He considers the rest of the story equally disturbing. "There was a whole line of witnesses who saw the whole thing. But when the (police) went to truck driver's house, the guy said, 'Well, I felt surrounded and had to flee.' So the police didn't cite him for anything. Meanwhile, he destroyed my clients' very expensive bike."
When Ryberg threatened to sue the TPD, police cited the driver for leaving the scene of an accident. The citation was issued on the very last day allowed by the statute of limitations.
To the attorney, all of this should be cold comfort for other cyclists facing the same situation. "I wanted that guy cited for aggravated assault," he says. "But the police wouldn't do it."
Several attempts to obtain comment from the Tucson Police Department were unsuccessful.

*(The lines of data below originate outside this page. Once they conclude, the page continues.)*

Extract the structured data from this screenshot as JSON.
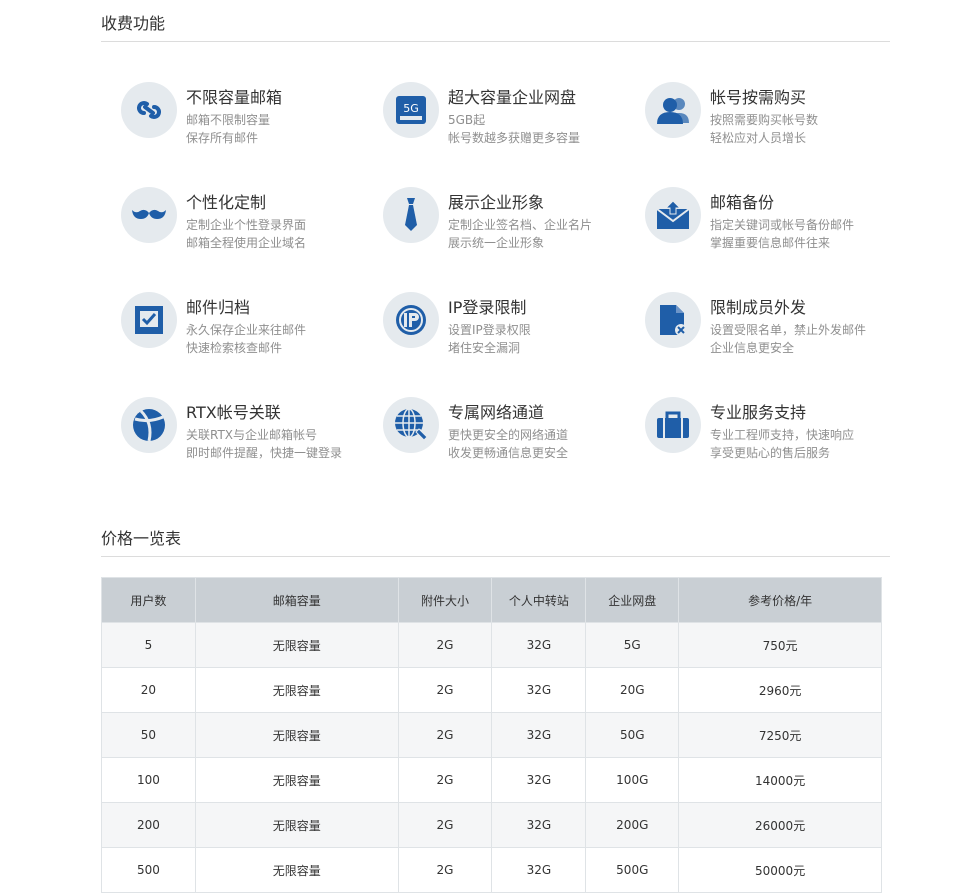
{
  "paid_features": {
    "title": "收费功能",
    "items": [
      {
        "title": "不限容量邮箱",
        "desc1": "邮箱不限制容量",
        "desc2": "保存所有邮件",
        "icon": "link-icon"
      },
      {
        "title": "超大容量企业网盘",
        "desc1": "5GB起",
        "desc2": "帐号数越多获赠更多容量",
        "icon": "drive-5g-icon",
        "icon_text": "5G"
      },
      {
        "title": "帐号按需购买",
        "desc1": "按照需要购买帐号数",
        "desc2": "轻松应对人员增长",
        "icon": "users-icon"
      },
      {
        "title": "个性化定制",
        "desc1": "定制企业个性登录界面",
        "desc2": "邮箱全程使用企业域名",
        "icon": "mustache-icon"
      },
      {
        "title": "展示企业形象",
        "desc1": "定制企业签名档、企业名片",
        "desc2": "展示统一企业形象",
        "icon": "tie-icon"
      },
      {
        "title": "邮箱备份",
        "desc1": "指定关键词或帐号备份邮件",
        "desc2": "掌握重要信息邮件往来",
        "icon": "mail-backup-icon"
      },
      {
        "title": "邮件归档",
        "desc1": "永久保存企业来往邮件",
        "desc2": "快速检索核查邮件",
        "icon": "archive-check-icon"
      },
      {
        "title": "IP登录限制",
        "desc1": "设置IP登录权限",
        "desc2": "堵住安全漏洞",
        "icon": "ip-restrict-icon"
      },
      {
        "title": "限制成员外发",
        "desc1": "设置受限名单，禁止外发邮件",
        "desc2": "企业信息更安全",
        "icon": "file-block-icon"
      },
      {
        "title": "RTX帐号关联",
        "desc1": "关联RTX与企业邮箱帐号",
        "desc2": "即时邮件提醒，快捷一键登录",
        "icon": "rtx-ball-icon"
      },
      {
        "title": "专属网络通道",
        "desc1": "更快更安全的网络通道",
        "desc2": "收发更畅通信息更安全",
        "icon": "globe-wrench-icon"
      },
      {
        "title": "专业服务支持",
        "desc1": "专业工程师支持，快速响应",
        "desc2": "享受更贴心的售后服务",
        "icon": "briefcase-icon"
      }
    ]
  },
  "price_list": {
    "title": "价格一览表",
    "headers": [
      "用户数",
      "邮箱容量",
      "附件大小",
      "个人中转站",
      "企业网盘",
      "参考价格/年"
    ],
    "rows": [
      [
        "5",
        "无限容量",
        "2G",
        "32G",
        "5G",
        "750元"
      ],
      [
        "20",
        "无限容量",
        "2G",
        "32G",
        "20G",
        "2960元"
      ],
      [
        "50",
        "无限容量",
        "2G",
        "32G",
        "50G",
        "7250元"
      ],
      [
        "100",
        "无限容量",
        "2G",
        "32G",
        "100G",
        "14000元"
      ],
      [
        "200",
        "无限容量",
        "2G",
        "32G",
        "200G",
        "26000元"
      ],
      [
        "500",
        "无限容量",
        "2G",
        "32G",
        "500G",
        "50000元"
      ]
    ]
  },
  "colors": {
    "icon_blue": "#1f5ea8",
    "icon_bg": "#e5eaee",
    "header_bg": "#c9cfd4"
  }
}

According to the Pima Association of Governments, minor cyclists' injuries have been dropping in recent years, as of fiscal year 2005 (a fiscal year runs from Oct. 1 to Sept. 30). Fatalities rose slightly, however, as did incapacitating injures.
But for several reasons, the number of cyclists assaulted each year is tough to gauge. First, the police department apparently doesn't collect such incidents within a bicycle-related database. Second, many incidents simply go unreported, And finally, there are the cases, described by Ryberg, where police are called, but no citations are handed down.

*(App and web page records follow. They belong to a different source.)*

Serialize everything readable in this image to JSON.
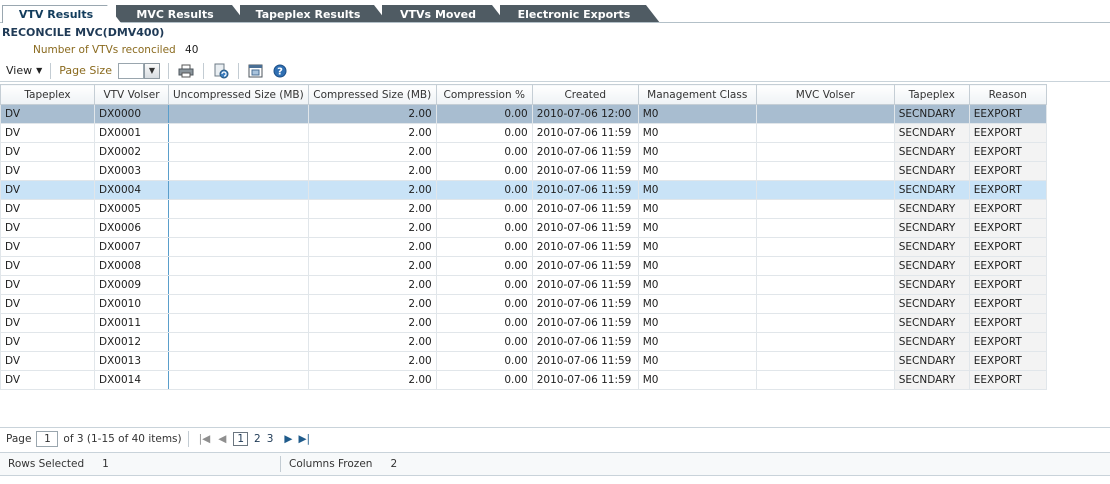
{
  "tabs": [
    {
      "label": "VTV Results",
      "active": true
    },
    {
      "label": "MVC Results",
      "active": false
    },
    {
      "label": "Tapeplex Results",
      "active": false
    },
    {
      "label": "VTVs Moved",
      "active": false
    },
    {
      "label": "Electronic Exports",
      "active": false
    }
  ],
  "panel": {
    "title": "RECONCILE MVC(DMV400)",
    "reconciled_label": "Number of VTVs reconciled",
    "reconciled_value": "40"
  },
  "toolbar": {
    "view_label": "View",
    "page_size_label": "Page Size",
    "icons": [
      "print-icon",
      "refresh-icon",
      "detach-icon",
      "help-icon"
    ]
  },
  "table": {
    "columns": [
      "Tapeplex",
      "VTV Volser",
      "Uncompressed Size (MB)",
      "Compressed Size (MB)",
      "Compression %",
      "Created",
      "Management Class",
      "MVC Volser",
      "Tapeplex",
      "Reason"
    ],
    "rows": [
      [
        "DV",
        "DX0000",
        "",
        "2.00",
        "0.00",
        "2010-07-06 12:00",
        "M0",
        "",
        "SECNDARY",
        "EEXPORT"
      ],
      [
        "DV",
        "DX0001",
        "",
        "2.00",
        "0.00",
        "2010-07-06 11:59",
        "M0",
        "",
        "SECNDARY",
        "EEXPORT"
      ],
      [
        "DV",
        "DX0002",
        "",
        "2.00",
        "0.00",
        "2010-07-06 11:59",
        "M0",
        "",
        "SECNDARY",
        "EEXPORT"
      ],
      [
        "DV",
        "DX0003",
        "",
        "2.00",
        "0.00",
        "2010-07-06 11:59",
        "M0",
        "",
        "SECNDARY",
        "EEXPORT"
      ],
      [
        "DV",
        "DX0004",
        "",
        "2.00",
        "0.00",
        "2010-07-06 11:59",
        "M0",
        "",
        "SECNDARY",
        "EEXPORT"
      ],
      [
        "DV",
        "DX0005",
        "",
        "2.00",
        "0.00",
        "2010-07-06 11:59",
        "M0",
        "",
        "SECNDARY",
        "EEXPORT"
      ],
      [
        "DV",
        "DX0006",
        "",
        "2.00",
        "0.00",
        "2010-07-06 11:59",
        "M0",
        "",
        "SECNDARY",
        "EEXPORT"
      ],
      [
        "DV",
        "DX0007",
        "",
        "2.00",
        "0.00",
        "2010-07-06 11:59",
        "M0",
        "",
        "SECNDARY",
        "EEXPORT"
      ],
      [
        "DV",
        "DX0008",
        "",
        "2.00",
        "0.00",
        "2010-07-06 11:59",
        "M0",
        "",
        "SECNDARY",
        "EEXPORT"
      ],
      [
        "DV",
        "DX0009",
        "",
        "2.00",
        "0.00",
        "2010-07-06 11:59",
        "M0",
        "",
        "SECNDARY",
        "EEXPORT"
      ],
      [
        "DV",
        "DX0010",
        "",
        "2.00",
        "0.00",
        "2010-07-06 11:59",
        "M0",
        "",
        "SECNDARY",
        "EEXPORT"
      ],
      [
        "DV",
        "DX0011",
        "",
        "2.00",
        "0.00",
        "2010-07-06 11:59",
        "M0",
        "",
        "SECNDARY",
        "EEXPORT"
      ],
      [
        "DV",
        "DX0012",
        "",
        "2.00",
        "0.00",
        "2010-07-06 11:59",
        "M0",
        "",
        "SECNDARY",
        "EEXPORT"
      ],
      [
        "DV",
        "DX0013",
        "",
        "2.00",
        "0.00",
        "2010-07-06 11:59",
        "M0",
        "",
        "SECNDARY",
        "EEXPORT"
      ],
      [
        "DV",
        "DX0014",
        "",
        "2.00",
        "0.00",
        "2010-07-06 11:59",
        "M0",
        "",
        "SECNDARY",
        "EEXPORT"
      ]
    ]
  },
  "pager": {
    "page_label": "Page",
    "current_page": "1",
    "of_text": "of 3 (1-15 of 40 items)",
    "pages": [
      "1",
      "2",
      "3"
    ]
  },
  "status": {
    "rows_selected_label": "Rows Selected",
    "rows_selected_value": "1",
    "columns_frozen_label": "Columns Frozen",
    "columns_frozen_value": "2"
  },
  "colors": {
    "tab_bg": "#4f5b63",
    "selected_row": "#a8bdd0",
    "hover_row": "#c9e3f7",
    "frozen_divider": "#5a9ecb"
  }
}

Nor is Tucson alone in this plight, says Elizabeth Preston, a spokeswoman for the League of American Bicyclists in Washington, D.C.
"There are five 'Es' we look for in judging a bicycle-friendly community, such as education and encouragement. Enforcement is also one of those 'Es,' and it's one of the most difficult ones--making sure that police are ensuring bicyclists' right to share the road."
Education is key to turning that around, she says. The learning process goes both ways--and includes cyclists who flout traffic laws. "We want to encourage the police to ticket cyclists, as well as ticketing drivers. We want both sides treated equally."
At the same time, Preston says assaults on cyclists are rarely pursued aggressively enough. "It's a big problem. We don't have a community where we can say (police) really prosecute that. Even when someone is killed on the road, it's hard to prosecute. Recently, there was a case of someone being convicted of manslaughter (for killing a cyclist), and it was actually kind of newsworthy."
But that's the kind of news nobody wants to hear, says Diana Tolton, chairwoman of the Tucson-Pima County Bicycle Advisory Committee. Instead, her group is pushing for a community of responsible bicycle riders--and more responsive police.
"There are so many issues, such as cars turning in front of cyclists and cutting them off, and then police actually citing the cyclists," Tolton says. "A bike can only stop so quickly."
Police also need a better understanding of bicycle-motorist crime scenes, she says, "about what the damage looks like, and what it indicates when a cyclist is involved in an accident."
Still, Tolton admits that assaults on cyclists may fall low on the priority list of busy cops. "You get somebody with a can thrown at them as opposed to a domestic dispute or whatever, and the can-thrower gets lost in the shuffle."
To change that dynamic, "the Bicycle Advisory Committee is going to create a video and education materials for the Tucson Police Department, Pima County and the whole region," she says.
"We feel like there's not a congruent understanding, among law enforcement officers, of what the law is in relation to bicycles. There are just too many incidents of people not understanding what those laws are. It's a problem nationwide. Anywhere I've ever ridden, it's been a problem."
Despite these hurdles, Tolton is keeping her eyes on the prize. "This region was given gold," she says, "and we want platinum. We're putting together an application for 2008--but our weakest part remains law enforcement."